TASK PROMPT ::
All lines below are to be output exactly as they stand.

[Dataset items]
>>>>>

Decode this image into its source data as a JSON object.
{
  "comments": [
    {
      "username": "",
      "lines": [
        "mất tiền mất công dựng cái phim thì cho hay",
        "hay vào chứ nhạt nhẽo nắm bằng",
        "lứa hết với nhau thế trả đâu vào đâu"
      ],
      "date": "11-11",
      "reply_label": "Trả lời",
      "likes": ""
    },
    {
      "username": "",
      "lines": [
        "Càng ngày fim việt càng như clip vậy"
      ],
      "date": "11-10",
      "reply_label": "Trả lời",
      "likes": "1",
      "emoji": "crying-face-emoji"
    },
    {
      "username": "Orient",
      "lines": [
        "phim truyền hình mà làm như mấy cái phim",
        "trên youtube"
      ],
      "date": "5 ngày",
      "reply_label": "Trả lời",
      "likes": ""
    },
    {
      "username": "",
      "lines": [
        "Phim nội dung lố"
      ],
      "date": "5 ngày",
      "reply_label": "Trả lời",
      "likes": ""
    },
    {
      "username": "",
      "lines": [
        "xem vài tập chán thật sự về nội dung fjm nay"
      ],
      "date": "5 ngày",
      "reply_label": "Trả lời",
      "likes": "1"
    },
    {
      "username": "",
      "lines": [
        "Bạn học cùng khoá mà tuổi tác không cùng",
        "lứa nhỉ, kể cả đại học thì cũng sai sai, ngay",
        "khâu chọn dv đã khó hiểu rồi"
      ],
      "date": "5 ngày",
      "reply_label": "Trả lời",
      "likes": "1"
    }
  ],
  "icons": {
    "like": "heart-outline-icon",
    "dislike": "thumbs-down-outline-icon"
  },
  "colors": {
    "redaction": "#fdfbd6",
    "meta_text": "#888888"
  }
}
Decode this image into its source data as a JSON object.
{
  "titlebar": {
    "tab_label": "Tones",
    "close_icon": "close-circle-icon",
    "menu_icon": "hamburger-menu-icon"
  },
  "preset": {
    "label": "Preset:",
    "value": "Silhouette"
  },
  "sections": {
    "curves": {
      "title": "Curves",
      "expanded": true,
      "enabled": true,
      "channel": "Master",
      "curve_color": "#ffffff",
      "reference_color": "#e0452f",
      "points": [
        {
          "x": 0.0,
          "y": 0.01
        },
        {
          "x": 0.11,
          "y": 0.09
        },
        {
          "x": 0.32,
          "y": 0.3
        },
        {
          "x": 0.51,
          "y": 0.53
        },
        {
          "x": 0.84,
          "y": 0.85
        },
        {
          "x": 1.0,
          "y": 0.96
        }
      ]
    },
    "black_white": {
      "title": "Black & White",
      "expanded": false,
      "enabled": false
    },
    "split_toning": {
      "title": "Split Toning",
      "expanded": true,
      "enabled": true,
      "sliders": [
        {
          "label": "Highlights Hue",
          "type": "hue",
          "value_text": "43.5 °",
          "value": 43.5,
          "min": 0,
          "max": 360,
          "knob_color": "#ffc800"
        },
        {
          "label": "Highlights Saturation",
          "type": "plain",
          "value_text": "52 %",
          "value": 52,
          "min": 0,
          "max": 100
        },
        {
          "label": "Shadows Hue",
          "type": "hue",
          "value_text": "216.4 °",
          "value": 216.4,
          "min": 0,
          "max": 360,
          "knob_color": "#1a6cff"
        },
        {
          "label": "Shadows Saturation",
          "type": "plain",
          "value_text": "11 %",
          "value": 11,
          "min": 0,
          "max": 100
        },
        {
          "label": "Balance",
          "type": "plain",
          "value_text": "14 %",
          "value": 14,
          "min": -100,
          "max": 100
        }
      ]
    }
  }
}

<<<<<

TASK RESULT ::
Decode this image into its source data as a JSON object.
{
  "comments": [
    {
      "username": "",
      "lines": [
        "mất tiền mất công dựng cái phim thì cho hay",
        "hay vào chứ nhạt nhẽo nắm bằng",
        "lứa hết với nhau thế trả đâu vào đâu"
      ],
      "date": "11-11",
      "reply_label": "Trả lời",
      "likes": ""
    },
    {
      "username": "",
      "lines": [
        "Càng ngày fim việt càng như clip vậy"
      ],
      "date": "11-10",
      "reply_label": "Trả lời",
      "likes": "1",
      "emoji": "crying-face-emoji"
    },
    {
      "username": "Orient",
      "lines": [
        "phim truyền hình mà làm như mấy cái phim",
        "trên youtube"
      ],
      "date": "5 ngày",
      "reply_label": "Trả lời",
      "likes": ""
    },
    {
      "username": "",
      "lines": [
        "Phim nội dung lố"
      ],
      "date": "5 ngày",
      "reply_label": "Trả lời",
      "likes": ""
    },
    {
      "username": "",
      "lines": [
        "xem vài tập chán thật sự về nội dung fjm nay"
      ],
      "date": "5 ngày",
      "reply_label": "Trả lời",
      "likes": "1"
    },
    {
      "username": "",
      "lines": [
        "Bạn học cùng khoá mà tuổi tác không cùng",
        "lứa nhỉ, kể cả đại học thì cũng sai sai, ngay",
        "khâu chọn dv đã khó hiểu rồi"
      ],
      "date": "5 ngày",
      "reply_label": "Trả lời",
      "likes": "1"
    }
  ],
  "icons": {
    "like": "heart-outline-icon",
    "dislike": "thumbs-down-outline-icon"
  },
  "colors": {
    "redaction": "#fdfbd6",
    "meta_text": "#888888"
  }
}
Decode this image into its source data as a JSON object.
{
  "titlebar": {
    "tab_label": "Tones",
    "close_icon": "close-circle-icon",
    "menu_icon": "hamburger-menu-icon"
  },
  "preset": {
    "label": "Preset:",
    "value": "Silhouette"
  },
  "sections": {
    "curves": {
      "title": "Curves",
      "expanded": true,
      "enabled": true,
      "channel": "Master",
      "curve_color": "#ffffff",
      "reference_color": "#e0452f",
      "points": [
        {
          "x": 0.0,
          "y": 0.01
        },
        {
          "x": 0.11,
          "y": 0.09
        },
        {
          "x": 0.32,
          "y": 0.3
        },
        {
          "x": 0.51,
          "y": 0.53
        },
        {
          "x": 0.84,
          "y": 0.85
        },
        {
          "x": 1.0,
          "y": 0.96
        }
      ]
    },
    "black_white": {
      "title": "Black & White",
      "expanded": false,
      "enabled": false
    },
    "split_toning": {
      "title": "Split Toning",
      "expanded": true,
      "enabled": true,
      "sliders": [
        {
          "label": "Highlights Hue",
          "type": "hue",
          "value_text": "43.5 °",
          "value": 43.5,
          "min": 0,
          "max": 360,
          "knob_color": "#ffc800"
        },
        {
          "label": "Highlights Saturation",
          "type": "plain",
          "value_text": "52 %",
          "value": 52,
          "min": 0,
          "max": 100
        },
        {
          "label": "Shadows Hue",
          "type": "hue",
          "value_text": "216.4 °",
          "value": 216.4,
          "min": 0,
          "max": 360,
          "knob_color": "#1a6cff"
        },
        {
          "label": "Shadows Saturation",
          "type": "plain",
          "value_text": "11 %",
          "value": 11,
          "min": 0,
          "max": 100
        },
        {
          "label": "Balance",
          "type": "plain",
          "value_text": "14 %",
          "value": 14,
          "min": -100,
          "max": 100
        }
      ]
    }
  }
}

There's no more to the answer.